The House Energy and Commerce Committee will try again this week to repeal a part of health reform that requires states to maintain their current Medicaid and Children’s Health Insurance Program (CHIP) programs until other parts of the law take effect.
Contrary to critics’ claims, these “maintenance-of-effort” (MOE) requirements don’t interfere with ongoing state efforts to fight Medicaid fraud. And the Congressional Budget Office (CBO) estimates that repealing them would cause 300,000 more people to be uninsured in 2015 than under current law.

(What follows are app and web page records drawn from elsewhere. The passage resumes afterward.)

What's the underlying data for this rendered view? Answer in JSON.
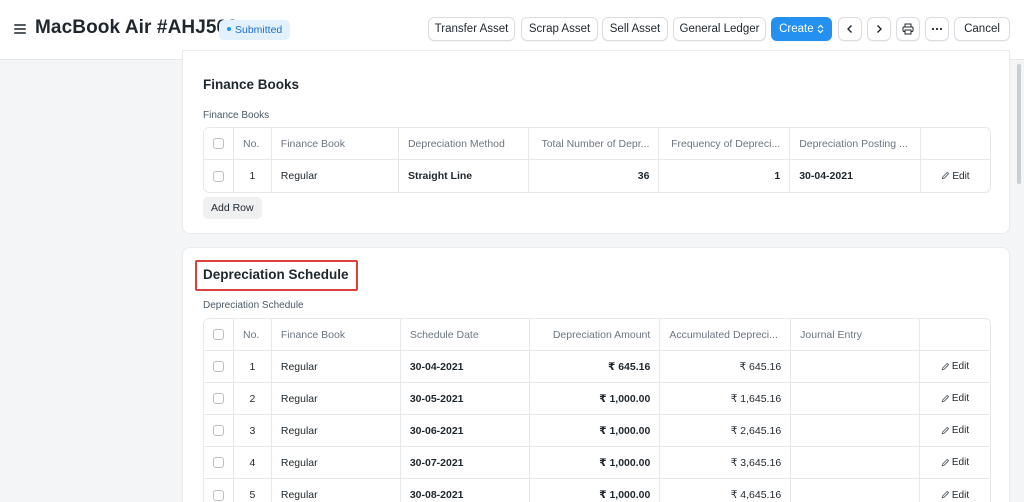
{
  "header": {
    "title": "MacBook Air #AHJ569",
    "status": "Submitted",
    "buttons": {
      "transfer": "Transfer Asset",
      "scrap": "Scrap Asset",
      "sell": "Sell Asset",
      "ledger": "General Ledger",
      "create": "Create",
      "cancel": "Cancel"
    }
  },
  "finance_books": {
    "section_title": "Finance Books",
    "table_label": "Finance Books",
    "columns": [
      "No.",
      "Finance Book",
      "Depreciation Method",
      "Total Number of Depr...",
      "Frequency of Depreci...",
      "Depreciation Posting ..."
    ],
    "rows": [
      {
        "no": "1",
        "finance_book": "Regular",
        "method": "Straight Line",
        "total": "36",
        "frequency": "1",
        "posting": "30-04-2021"
      }
    ],
    "add_row": "Add Row",
    "edit_label": "Edit"
  },
  "depreciation_schedule": {
    "section_title": "Depreciation Schedule",
    "table_label": "Depreciation Schedule",
    "columns": [
      "No.",
      "Finance Book",
      "Schedule Date",
      "Depreciation Amount",
      "Accumulated Depreci...",
      "Journal Entry"
    ],
    "rows": [
      {
        "no": "1",
        "finance_book": "Regular",
        "date": "30-04-2021",
        "amount": "₹ 645.16",
        "accumulated": "₹ 645.16",
        "journal": ""
      },
      {
        "no": "2",
        "finance_book": "Regular",
        "date": "30-05-2021",
        "amount": "₹ 1,000.00",
        "accumulated": "₹ 1,645.16",
        "journal": ""
      },
      {
        "no": "3",
        "finance_book": "Regular",
        "date": "30-06-2021",
        "amount": "₹ 1,000.00",
        "accumulated": "₹ 2,645.16",
        "journal": ""
      },
      {
        "no": "4",
        "finance_book": "Regular",
        "date": "30-07-2021",
        "amount": "₹ 1,000.00",
        "accumulated": "₹ 3,645.16",
        "journal": ""
      },
      {
        "no": "5",
        "finance_book": "Regular",
        "date": "30-08-2021",
        "amount": "₹ 1,000.00",
        "accumulated": "₹ 4,645.16",
        "journal": ""
      }
    ],
    "edit_label": "Edit"
  },
  "colors": {
    "primary": "#2490ef",
    "badge_bg": "#e2f1fd",
    "highlight": "#d9413a"
  }
}
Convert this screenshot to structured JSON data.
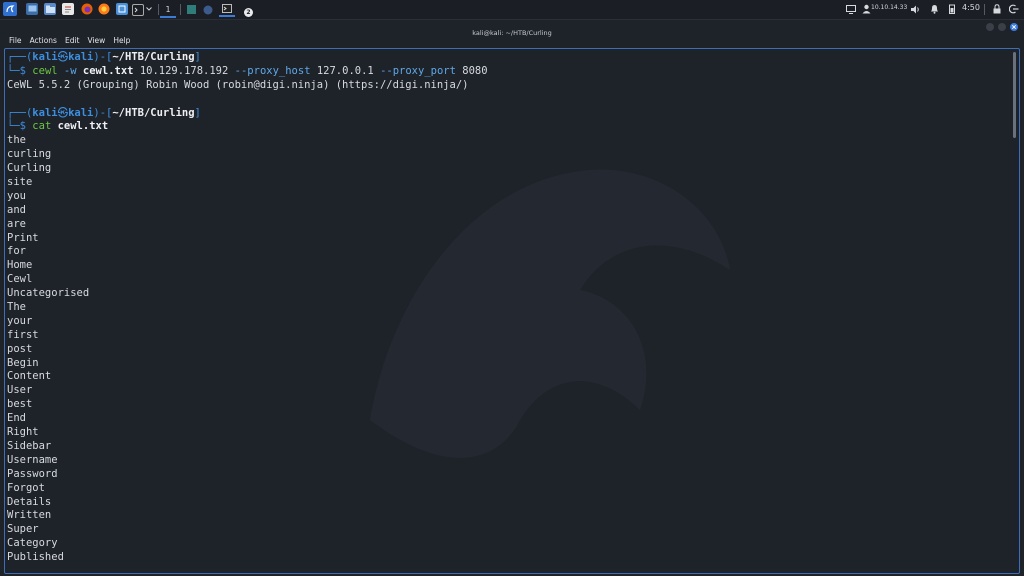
{
  "taskbar": {
    "workspace_label": "1",
    "notification_count": "2",
    "ip_address": "10.10.14.33",
    "time": "4:50"
  },
  "window": {
    "title": "kali@kali: ~/HTB/Curling"
  },
  "menu": [
    "File",
    "Actions",
    "Edit",
    "View",
    "Help"
  ],
  "terminal": {
    "prompt_user": "kali",
    "prompt_at": "㉿",
    "prompt_host": "kali",
    "prompt_dir": "~/HTB/Curling",
    "cmd1": {
      "program": "cewl",
      "opt_w": "-w",
      "outfile": "cewl.txt",
      "target": "10.129.178.192",
      "opt_host": "--proxy_host",
      "host_val": "127.0.0.1",
      "opt_port": "--proxy_port",
      "port_val": "8080"
    },
    "cmd1_output": "CeWL 5.5.2 (Grouping) Robin Wood (robin@digi.ninja) (https://digi.ninja/)",
    "cmd2": {
      "program": "cat",
      "file": "cewl.txt"
    },
    "words": [
      "the",
      "curling",
      "Curling",
      "site",
      "you",
      "and",
      "are",
      "Print",
      "for",
      "Home",
      "Cewl",
      "Uncategorised",
      "The",
      "your",
      "first",
      "post",
      "Begin",
      "Content",
      "User",
      "best",
      "End",
      "Right",
      "Sidebar",
      "Username",
      "Password",
      "Forgot",
      "Details",
      "Written",
      "Super",
      "Category",
      "Published"
    ]
  },
  "colors": {
    "prompt_frame": "#3d8fe0",
    "prompt_user": "#3d8fe0",
    "command": "#6cc644",
    "background": "#1e2229",
    "window_border": "#3c6fb8"
  }
}
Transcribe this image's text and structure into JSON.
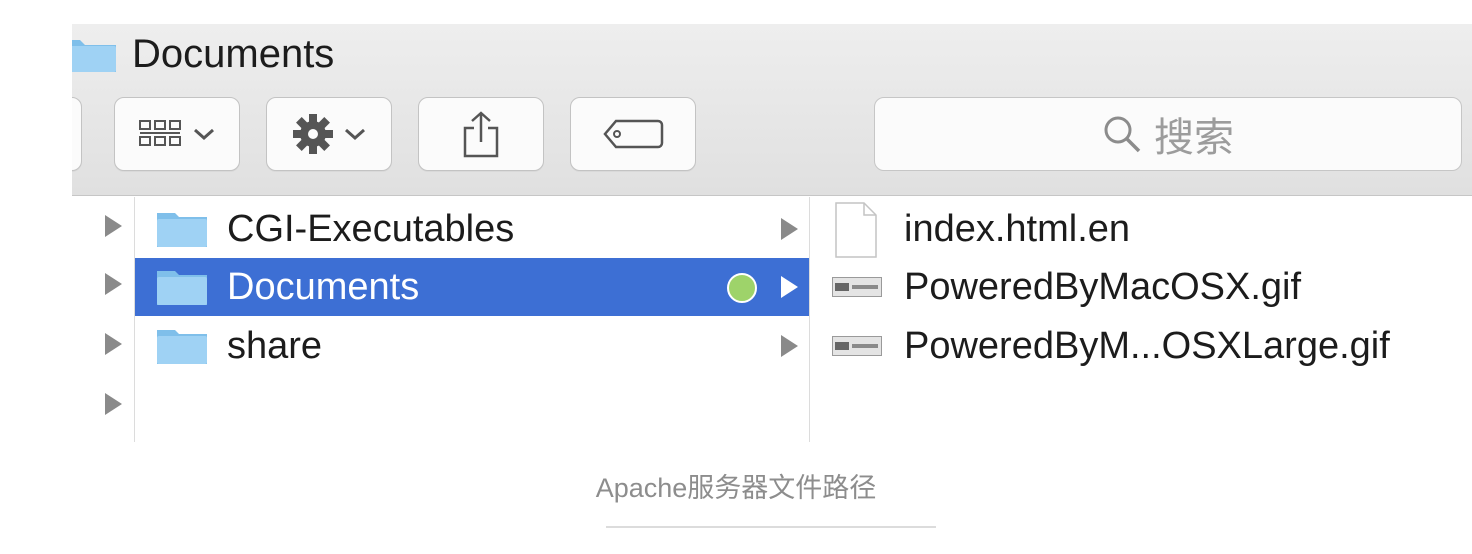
{
  "window": {
    "title": "Documents"
  },
  "toolbar": {
    "buttons": [
      {
        "name": "view-options-button",
        "icon": "grid-icon",
        "has_chevron": true
      },
      {
        "name": "action-button",
        "icon": "gear-icon",
        "has_chevron": true
      },
      {
        "name": "share-button",
        "icon": "share-icon"
      },
      {
        "name": "tags-button",
        "icon": "tag-icon"
      }
    ],
    "search": {
      "icon": "search-icon",
      "placeholder": "搜索"
    }
  },
  "columns": {
    "folders": [
      {
        "label": "CGI-Executables",
        "selected": false
      },
      {
        "label": "Documents",
        "selected": true,
        "tag_color": "#9ed36a"
      },
      {
        "label": "share",
        "selected": false
      }
    ],
    "files": [
      {
        "label": "index.html.en",
        "icon": "document-icon"
      },
      {
        "label": "PoweredByMacOSX.gif",
        "icon": "gif-thumbnail-icon"
      },
      {
        "label": "PoweredByM...OSXLarge.gif",
        "icon": "gif-thumbnail-icon"
      }
    ]
  },
  "colors": {
    "selection": "#3d6fd4",
    "folder": "#86c3ed",
    "tag": "#9ed36a"
  },
  "caption": "Apache服务器文件路径"
}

Under the MOE provisions, states must keep their current Medicaid eligibility rules for adults until 2014, when new, nationwide Medicaid eligibility rules will take effect and state-based health insurance exchanges will begin operating. States must also maintain their Medicaid and CHIP eligibility rules for children until 2019.
CBO’s analysis of an effort to repeal the MOE last May explained that the vast majority of those who would become uninsured would be children. That analysis also found that half of the states would terminate their CHIP programs by the end of 2016 and others would cut back CHIP eligibility levels.
Repeal would also put coverage for many seniors and people with disabilities at risk, as our report on this issue last year explained. These individuals could lose critical home- and community-based services that keep them out of institutions.
As my colleague Sarah Lueck explains, the provisions do not affect any of the tools and initiatives that states and the federal government use to combat fraud and abuse and recover misspent funds. In fact, anti-fraud activities have increased since Congress enacted the MOE as part of health reform. Nor does the MOE affect ongoing efforts to identify and remedy Medicaid payment errors that don’t involve fraud or abuse.
In short, repealing the MOE provisions wouldn’t make Medicaid more efficient, and it would mark a big step backward for one of health reform’s core goals: preserving and expanding affordable health coverage.